Top of INPUT MATERIAL
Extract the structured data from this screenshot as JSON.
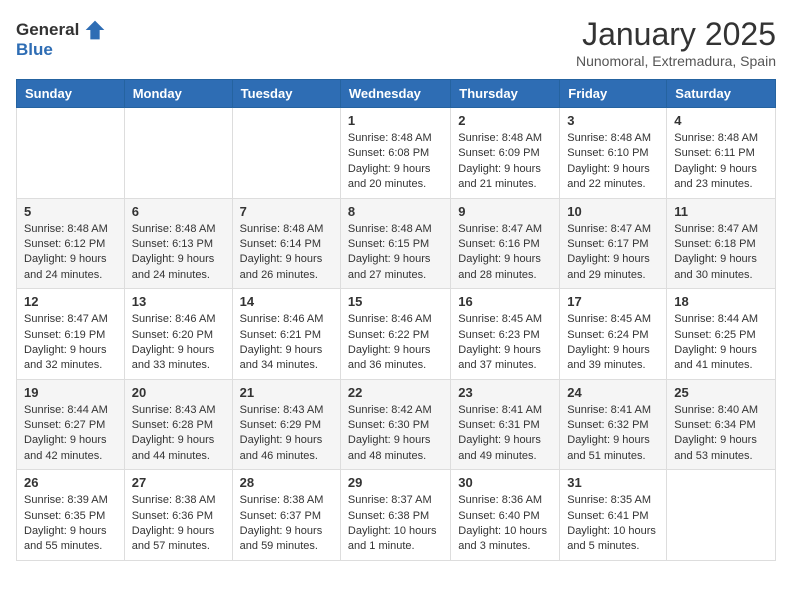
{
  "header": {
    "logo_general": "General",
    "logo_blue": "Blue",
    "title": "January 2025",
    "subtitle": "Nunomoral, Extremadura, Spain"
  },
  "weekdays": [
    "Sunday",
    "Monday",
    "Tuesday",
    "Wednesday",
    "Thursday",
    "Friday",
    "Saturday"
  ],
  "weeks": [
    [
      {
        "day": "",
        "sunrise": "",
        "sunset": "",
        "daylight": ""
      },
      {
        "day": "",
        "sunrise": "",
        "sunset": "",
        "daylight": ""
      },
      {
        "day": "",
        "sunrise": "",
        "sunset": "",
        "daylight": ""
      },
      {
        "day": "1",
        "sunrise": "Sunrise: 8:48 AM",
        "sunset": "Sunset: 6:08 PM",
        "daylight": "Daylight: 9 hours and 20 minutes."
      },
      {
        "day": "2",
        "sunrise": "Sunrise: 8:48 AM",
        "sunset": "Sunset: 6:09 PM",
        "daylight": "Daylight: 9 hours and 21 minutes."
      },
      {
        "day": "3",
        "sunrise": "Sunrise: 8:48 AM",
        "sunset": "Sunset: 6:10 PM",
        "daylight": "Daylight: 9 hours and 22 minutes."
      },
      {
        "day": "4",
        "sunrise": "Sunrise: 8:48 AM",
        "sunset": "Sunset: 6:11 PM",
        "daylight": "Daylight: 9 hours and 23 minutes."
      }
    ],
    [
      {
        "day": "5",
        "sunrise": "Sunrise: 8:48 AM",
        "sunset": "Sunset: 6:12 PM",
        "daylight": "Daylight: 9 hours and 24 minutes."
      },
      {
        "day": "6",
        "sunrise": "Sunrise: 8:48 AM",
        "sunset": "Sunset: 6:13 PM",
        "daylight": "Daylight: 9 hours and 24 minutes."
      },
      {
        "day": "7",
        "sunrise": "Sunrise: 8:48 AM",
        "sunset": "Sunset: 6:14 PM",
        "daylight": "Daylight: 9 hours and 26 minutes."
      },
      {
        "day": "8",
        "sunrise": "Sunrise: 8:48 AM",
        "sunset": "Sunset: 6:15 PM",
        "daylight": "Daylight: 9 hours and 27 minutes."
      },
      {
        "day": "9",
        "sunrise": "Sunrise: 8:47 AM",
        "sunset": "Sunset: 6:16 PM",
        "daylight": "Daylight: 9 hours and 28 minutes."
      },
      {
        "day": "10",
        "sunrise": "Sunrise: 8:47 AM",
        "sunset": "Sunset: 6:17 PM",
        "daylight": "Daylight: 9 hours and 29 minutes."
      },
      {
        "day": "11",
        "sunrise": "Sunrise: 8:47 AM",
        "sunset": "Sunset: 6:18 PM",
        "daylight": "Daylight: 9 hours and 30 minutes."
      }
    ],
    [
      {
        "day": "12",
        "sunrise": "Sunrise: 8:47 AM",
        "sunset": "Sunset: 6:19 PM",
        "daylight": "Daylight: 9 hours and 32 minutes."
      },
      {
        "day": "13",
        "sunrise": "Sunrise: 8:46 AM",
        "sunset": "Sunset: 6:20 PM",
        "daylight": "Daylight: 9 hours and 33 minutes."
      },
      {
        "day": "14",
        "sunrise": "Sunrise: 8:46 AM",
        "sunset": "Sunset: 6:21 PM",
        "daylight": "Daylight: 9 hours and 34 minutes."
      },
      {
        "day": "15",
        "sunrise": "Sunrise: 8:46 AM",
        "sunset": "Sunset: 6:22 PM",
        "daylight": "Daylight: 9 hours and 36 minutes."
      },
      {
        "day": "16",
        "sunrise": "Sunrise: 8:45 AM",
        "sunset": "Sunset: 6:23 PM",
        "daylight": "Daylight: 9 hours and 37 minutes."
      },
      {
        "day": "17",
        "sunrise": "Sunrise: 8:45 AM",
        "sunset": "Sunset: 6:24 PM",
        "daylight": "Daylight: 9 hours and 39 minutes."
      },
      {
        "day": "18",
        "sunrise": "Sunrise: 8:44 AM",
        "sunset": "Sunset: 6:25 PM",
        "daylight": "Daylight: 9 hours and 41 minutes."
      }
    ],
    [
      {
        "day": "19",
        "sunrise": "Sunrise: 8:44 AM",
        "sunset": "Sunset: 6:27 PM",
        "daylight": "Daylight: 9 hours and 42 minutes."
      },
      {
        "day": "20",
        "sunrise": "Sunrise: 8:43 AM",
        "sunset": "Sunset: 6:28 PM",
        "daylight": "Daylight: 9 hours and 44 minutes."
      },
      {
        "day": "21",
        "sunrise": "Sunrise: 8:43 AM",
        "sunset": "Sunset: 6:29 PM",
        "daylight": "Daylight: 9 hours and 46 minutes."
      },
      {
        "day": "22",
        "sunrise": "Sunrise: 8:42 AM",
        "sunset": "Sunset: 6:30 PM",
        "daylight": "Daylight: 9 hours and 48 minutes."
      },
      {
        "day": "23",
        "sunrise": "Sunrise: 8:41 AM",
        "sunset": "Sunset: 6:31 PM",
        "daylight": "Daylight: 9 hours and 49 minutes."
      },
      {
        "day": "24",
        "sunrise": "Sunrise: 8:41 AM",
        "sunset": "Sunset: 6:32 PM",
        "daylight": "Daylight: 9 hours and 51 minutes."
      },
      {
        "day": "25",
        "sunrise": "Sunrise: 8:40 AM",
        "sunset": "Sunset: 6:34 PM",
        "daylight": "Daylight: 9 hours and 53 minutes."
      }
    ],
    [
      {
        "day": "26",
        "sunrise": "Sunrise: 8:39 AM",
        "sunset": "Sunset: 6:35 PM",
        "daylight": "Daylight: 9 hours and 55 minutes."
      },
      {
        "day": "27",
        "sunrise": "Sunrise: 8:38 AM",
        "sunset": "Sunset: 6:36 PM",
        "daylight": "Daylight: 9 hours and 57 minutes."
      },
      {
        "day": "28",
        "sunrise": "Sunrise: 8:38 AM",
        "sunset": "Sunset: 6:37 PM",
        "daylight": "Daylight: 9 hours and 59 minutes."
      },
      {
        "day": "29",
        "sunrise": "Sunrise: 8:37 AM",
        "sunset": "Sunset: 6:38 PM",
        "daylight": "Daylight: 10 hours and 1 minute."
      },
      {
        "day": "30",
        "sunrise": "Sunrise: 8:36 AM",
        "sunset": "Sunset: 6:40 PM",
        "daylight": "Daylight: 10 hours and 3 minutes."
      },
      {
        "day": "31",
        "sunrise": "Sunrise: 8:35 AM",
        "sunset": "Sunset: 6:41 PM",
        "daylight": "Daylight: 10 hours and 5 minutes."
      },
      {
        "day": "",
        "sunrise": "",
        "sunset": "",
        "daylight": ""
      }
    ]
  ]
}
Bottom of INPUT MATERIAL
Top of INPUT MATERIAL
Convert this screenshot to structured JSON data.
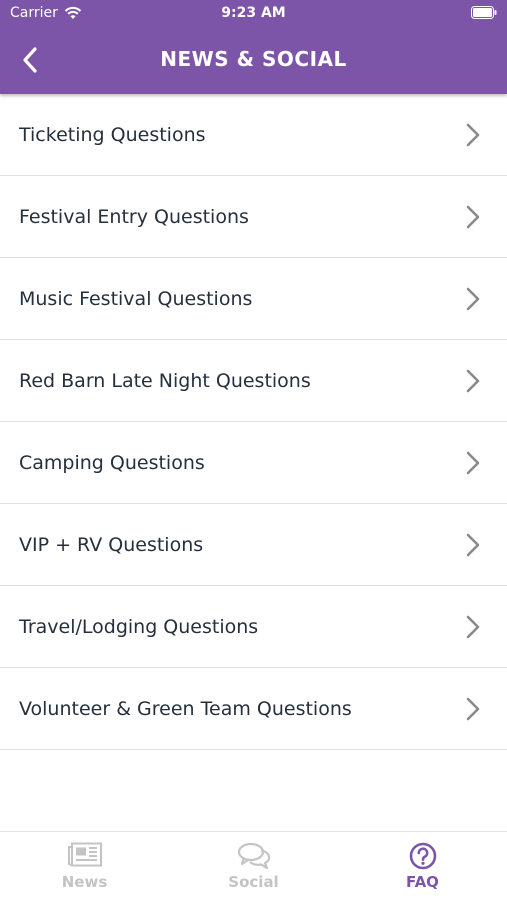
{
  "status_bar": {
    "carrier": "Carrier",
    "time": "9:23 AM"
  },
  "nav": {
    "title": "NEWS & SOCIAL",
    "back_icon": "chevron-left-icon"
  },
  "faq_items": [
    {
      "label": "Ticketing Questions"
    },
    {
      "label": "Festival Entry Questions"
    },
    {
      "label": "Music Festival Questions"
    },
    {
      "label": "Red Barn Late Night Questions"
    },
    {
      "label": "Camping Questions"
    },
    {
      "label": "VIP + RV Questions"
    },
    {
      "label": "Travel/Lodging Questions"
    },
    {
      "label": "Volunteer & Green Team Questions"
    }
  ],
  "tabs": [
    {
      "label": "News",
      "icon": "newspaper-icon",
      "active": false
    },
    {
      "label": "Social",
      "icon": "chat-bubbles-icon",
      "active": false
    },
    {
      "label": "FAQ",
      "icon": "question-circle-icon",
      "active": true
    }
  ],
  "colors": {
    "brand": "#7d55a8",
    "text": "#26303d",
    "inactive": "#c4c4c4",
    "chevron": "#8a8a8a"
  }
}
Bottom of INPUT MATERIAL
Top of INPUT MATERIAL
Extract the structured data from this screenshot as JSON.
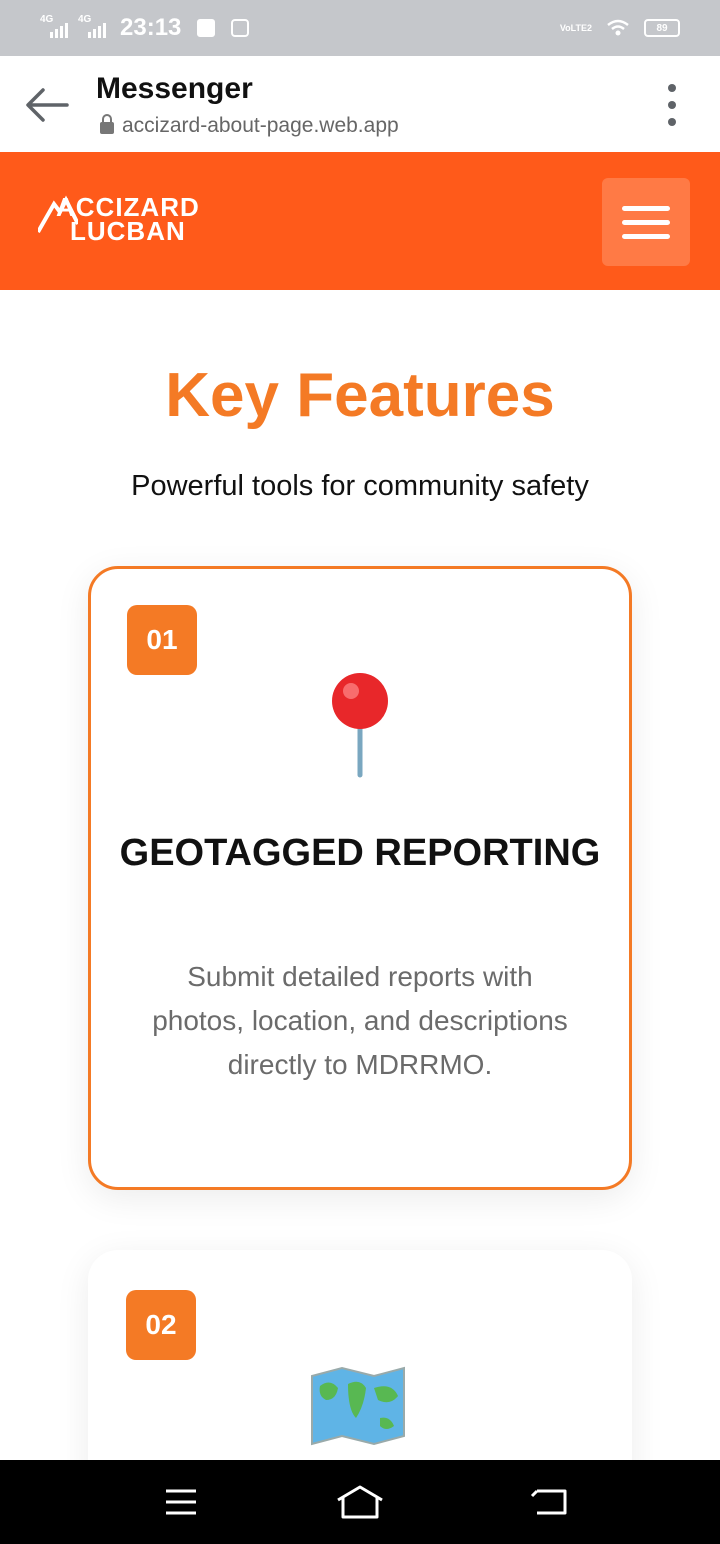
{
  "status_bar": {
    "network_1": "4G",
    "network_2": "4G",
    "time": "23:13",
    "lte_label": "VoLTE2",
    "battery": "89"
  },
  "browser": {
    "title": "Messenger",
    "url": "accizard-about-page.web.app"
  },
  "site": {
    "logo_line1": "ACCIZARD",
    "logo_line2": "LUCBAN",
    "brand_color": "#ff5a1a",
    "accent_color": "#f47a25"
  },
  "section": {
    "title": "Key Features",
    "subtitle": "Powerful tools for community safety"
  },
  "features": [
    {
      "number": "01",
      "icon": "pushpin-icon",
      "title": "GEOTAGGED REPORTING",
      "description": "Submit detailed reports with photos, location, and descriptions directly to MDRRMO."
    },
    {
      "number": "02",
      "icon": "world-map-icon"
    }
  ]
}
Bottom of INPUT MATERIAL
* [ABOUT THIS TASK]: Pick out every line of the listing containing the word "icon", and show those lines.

* [WORKED SOLUTION]:
    "back_icon": "chevron-left-icon"
      "icon": "newspaper-icon",
      "icon": "chat-bubbles-icon",
      "icon": "question-circle-icon",
      "icon": "pushpin-icon",
      "icon": "world-map-icon"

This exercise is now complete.